Unknown maker, Haida
Argillite, bone
Collected by Israel W. Powell between 1880 and 1885
Donated by Heber R. Bishop
American Museum of Natural History 16/604

European-style dishes and decorated flatware were two novel categories of commercial argillite carved in abundance by the Haida. Mid-nineteenth-century argillite plates (qwa.a qiihlaa) such as this one were usually engraved with stylized circular and floral patterns, often inlaid with contrasting shell or bone, while later plates tended to depict Haida mythic or crest motifs. In fact, when this plate was accessioned at AMNH, its collection record listed it as a “modern design” despite its probable age. The highly conventionalized American eagle was featured on other contemporaneous Native objects, especially jewelry. The radiating spirals appear on other plates and suggest diffusion of a similar Siberian and Aleutian motif or the influence of Euro-American pressed glass patterns. With such intercultural forms and imagery, Haida carvers signaled both exoticism and familiarity to their foreign customers.

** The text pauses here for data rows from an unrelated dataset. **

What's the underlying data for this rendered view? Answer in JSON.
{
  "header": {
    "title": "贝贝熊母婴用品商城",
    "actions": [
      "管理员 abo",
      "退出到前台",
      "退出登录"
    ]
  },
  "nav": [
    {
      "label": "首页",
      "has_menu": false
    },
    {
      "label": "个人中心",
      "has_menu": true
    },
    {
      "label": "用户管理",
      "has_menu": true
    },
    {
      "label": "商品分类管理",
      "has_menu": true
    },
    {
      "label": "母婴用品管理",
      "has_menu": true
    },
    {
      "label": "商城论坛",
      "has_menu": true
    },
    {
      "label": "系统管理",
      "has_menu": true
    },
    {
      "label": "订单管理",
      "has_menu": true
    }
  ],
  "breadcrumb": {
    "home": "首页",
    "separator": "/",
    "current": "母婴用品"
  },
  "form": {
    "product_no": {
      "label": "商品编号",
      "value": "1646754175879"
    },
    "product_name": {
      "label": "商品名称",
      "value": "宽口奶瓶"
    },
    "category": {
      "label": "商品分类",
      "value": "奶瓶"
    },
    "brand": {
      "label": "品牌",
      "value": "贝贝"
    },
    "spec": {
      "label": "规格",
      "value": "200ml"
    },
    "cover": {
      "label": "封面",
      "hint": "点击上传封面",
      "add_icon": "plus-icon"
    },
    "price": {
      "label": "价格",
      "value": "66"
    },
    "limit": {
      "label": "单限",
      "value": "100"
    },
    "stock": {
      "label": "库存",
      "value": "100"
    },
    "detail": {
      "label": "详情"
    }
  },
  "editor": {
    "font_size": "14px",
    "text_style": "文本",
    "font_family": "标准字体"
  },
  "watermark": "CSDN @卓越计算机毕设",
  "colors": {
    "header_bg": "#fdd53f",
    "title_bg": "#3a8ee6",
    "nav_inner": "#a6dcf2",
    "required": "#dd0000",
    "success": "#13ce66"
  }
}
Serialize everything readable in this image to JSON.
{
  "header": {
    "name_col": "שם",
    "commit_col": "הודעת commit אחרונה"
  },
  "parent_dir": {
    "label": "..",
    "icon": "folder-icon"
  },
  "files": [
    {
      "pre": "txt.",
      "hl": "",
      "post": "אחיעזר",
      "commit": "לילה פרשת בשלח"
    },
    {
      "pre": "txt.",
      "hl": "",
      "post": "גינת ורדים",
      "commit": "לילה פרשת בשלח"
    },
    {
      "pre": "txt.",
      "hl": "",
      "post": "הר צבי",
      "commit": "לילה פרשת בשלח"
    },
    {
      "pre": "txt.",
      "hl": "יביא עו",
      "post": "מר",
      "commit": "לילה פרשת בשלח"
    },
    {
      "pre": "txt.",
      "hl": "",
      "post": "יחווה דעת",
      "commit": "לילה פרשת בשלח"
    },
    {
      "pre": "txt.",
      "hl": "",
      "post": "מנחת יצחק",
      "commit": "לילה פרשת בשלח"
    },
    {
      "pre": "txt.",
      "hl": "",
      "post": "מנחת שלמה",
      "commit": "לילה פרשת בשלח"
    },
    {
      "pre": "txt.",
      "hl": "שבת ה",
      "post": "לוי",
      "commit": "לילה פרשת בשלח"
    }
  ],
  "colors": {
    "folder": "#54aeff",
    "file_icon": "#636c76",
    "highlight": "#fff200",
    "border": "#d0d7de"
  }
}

Tags for Interactive Tag Cloud: diffusion, indigenization, souvenir